ACTIVITY: Note each line in the data below that holds "Cond", and copy it.

EXERCISE MATERIAL:

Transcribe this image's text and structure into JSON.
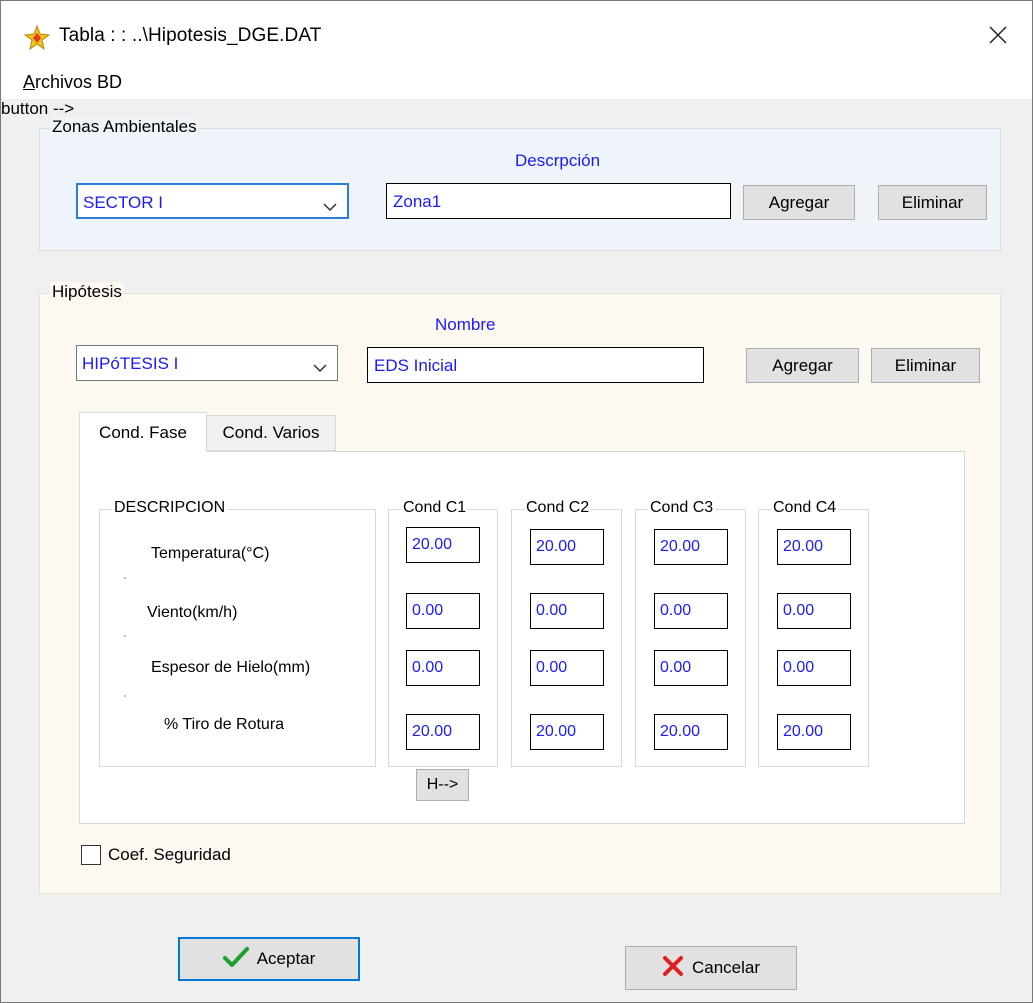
{
  "window": {
    "title": "Tabla : : ..\\Hipotesis_DGE.DAT",
    "close_glyph": "✕"
  },
  "menubar": {
    "items": [
      {
        "accel": "A",
        "rest": "rchivos BD"
      }
    ]
  },
  "zonas": {
    "legend": "Zonas Ambientales",
    "description_label": "Descrpción",
    "combo_value": "SECTOR I",
    "description_value": "Zona1",
    "add_label": "Agregar",
    "delete_label": "Eliminar"
  },
  "hipotesis": {
    "legend": "Hipótesis",
    "name_label": "Nombre",
    "combo_value": "HIPóTESIS I",
    "name_value": "EDS Inicial",
    "add_label": "Agregar",
    "delete_label": "Eliminar",
    "tabs": [
      {
        "label": "Cond. Fase",
        "active": true
      },
      {
        "label": "Cond. Varios",
        "active": false
      }
    ],
    "table": {
      "description_header": "DESCRIPCION",
      "rows": [
        "Temperatura(°C)",
        "Viento(km/h)",
        "Espesor de Hielo(mm)",
        "% Tiro de Rotura"
      ],
      "columns": [
        {
          "header": "Cond C1",
          "values": [
            "20.00",
            "0.00",
            "0.00",
            "20.00"
          ]
        },
        {
          "header": "Cond C2",
          "values": [
            "20.00",
            "0.00",
            "0.00",
            "20.00"
          ]
        },
        {
          "header": "Cond C3",
          "values": [
            "20.00",
            "0.00",
            "0.00",
            "20.00"
          ]
        },
        {
          "header": "Cond C4",
          "values": [
            "20.00",
            "0.00",
            "0.00",
            "20.00"
          ]
        }
      ],
      "h_button_label": "H-->"
    },
    "coef_checkbox": {
      "label": "Coef. Seguridad",
      "checked": false
    }
  },
  "buttons": {
    "accept_label": "Aceptar",
    "cancel_label": "Cancelar"
  },
  "colors": {
    "value_text": "#1a1aff",
    "accept_icon": "#1e9e2e",
    "cancel_icon": "#e02020",
    "focus_border": "#2a7fd4"
  },
  "icons": {
    "app": "app-star-icon",
    "close": "close-icon",
    "dropdown": "chevron-down-icon",
    "accept": "checkmark-icon",
    "cancel": "x-icon"
  }
}
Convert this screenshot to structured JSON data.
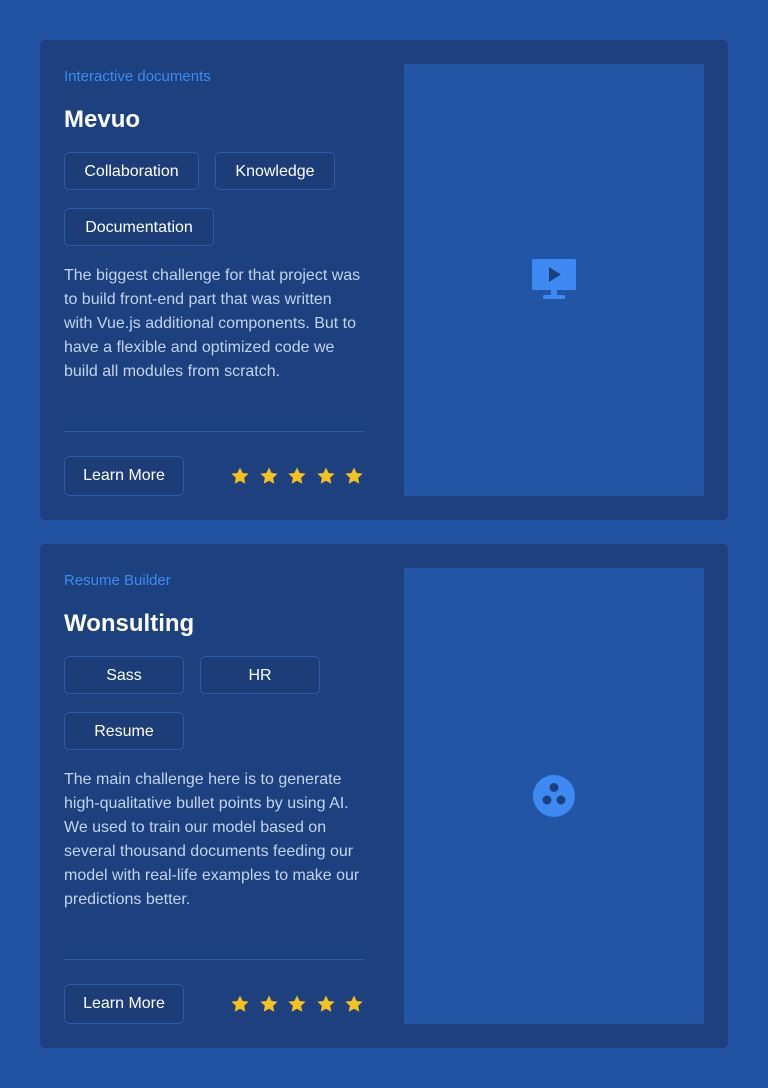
{
  "projects": [
    {
      "category": "Interactive documents",
      "title": "Mevuo",
      "tags": [
        "Collaboration",
        "Knowledge",
        "Documentation"
      ],
      "description": "The biggest challenge for that project was to build front-end part that was written with Vue.js additional components. But to have a flexible and optimized code we build all modules from scratch.",
      "button_label": "Learn More",
      "rating": 5,
      "rating_max": 5,
      "media_icon": "monitor-play-icon"
    },
    {
      "category": "Resume Builder",
      "title": "Wonsulting",
      "tags": [
        "Sass",
        "HR",
        "Resume"
      ],
      "description": "The main challenge here is to generate high-qualitative bullet points by using AI. We used to train our model based on several thousand documents feeding our model with real-life examples to make our predictions better.",
      "button_label": "Learn More",
      "rating": 5,
      "rating_max": 5,
      "media_icon": "three-dots-circle-icon"
    }
  ],
  "colors": {
    "page_background": "#2354a3",
    "card_background": "#1d417f",
    "media_background": "#2355a5",
    "accent": "#3d8bf2",
    "star": "#f6c31c",
    "description_text": "#c4d3ec"
  }
}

TASK RESULT:
        "label": "Cond. Fase",
        "label": "Cond. Varios",
          "header": "Cond C1",
          "header": "Cond C2",
          "header": "Cond C3",
          "header": "Cond C4",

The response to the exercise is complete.